MATERIAL FOR THE TASK Start Marker

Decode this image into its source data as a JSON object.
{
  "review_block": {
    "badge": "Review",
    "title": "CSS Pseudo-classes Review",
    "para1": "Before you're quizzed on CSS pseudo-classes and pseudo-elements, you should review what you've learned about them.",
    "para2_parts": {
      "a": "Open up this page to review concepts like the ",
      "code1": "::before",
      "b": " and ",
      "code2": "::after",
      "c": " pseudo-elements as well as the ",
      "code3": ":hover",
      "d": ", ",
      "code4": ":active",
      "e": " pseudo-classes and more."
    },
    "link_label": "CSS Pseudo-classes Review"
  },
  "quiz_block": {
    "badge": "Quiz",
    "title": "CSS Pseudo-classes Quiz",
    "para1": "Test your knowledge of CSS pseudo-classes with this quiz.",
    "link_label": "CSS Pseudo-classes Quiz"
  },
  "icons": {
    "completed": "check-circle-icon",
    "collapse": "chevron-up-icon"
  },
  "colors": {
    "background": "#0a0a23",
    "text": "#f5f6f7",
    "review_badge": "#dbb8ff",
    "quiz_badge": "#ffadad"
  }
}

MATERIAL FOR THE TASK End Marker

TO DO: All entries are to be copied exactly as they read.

ANSWER SPACE:
Decode this image into its source data as a JSON object.
{
  "review_block": {
    "badge": "Review",
    "title": "CSS Pseudo-classes Review",
    "para1": "Before you're quizzed on CSS pseudo-classes and pseudo-elements, you should review what you've learned about them.",
    "para2_parts": {
      "a": "Open up this page to review concepts like the ",
      "code1": "::before",
      "b": " and ",
      "code2": "::after",
      "c": " pseudo-elements as well as the ",
      "code3": ":hover",
      "d": ", ",
      "code4": ":active",
      "e": " pseudo-classes and more."
    },
    "link_label": "CSS Pseudo-classes Review"
  },
  "quiz_block": {
    "badge": "Quiz",
    "title": "CSS Pseudo-classes Quiz",
    "para1": "Test your knowledge of CSS pseudo-classes with this quiz.",
    "link_label": "CSS Pseudo-classes Quiz"
  },
  "icons": {
    "completed": "check-circle-icon",
    "collapse": "chevron-up-icon"
  },
  "colors": {
    "background": "#0a0a23",
    "text": "#f5f6f7",
    "review_badge": "#dbb8ff",
    "quiz_badge": "#ffadad"
  }
}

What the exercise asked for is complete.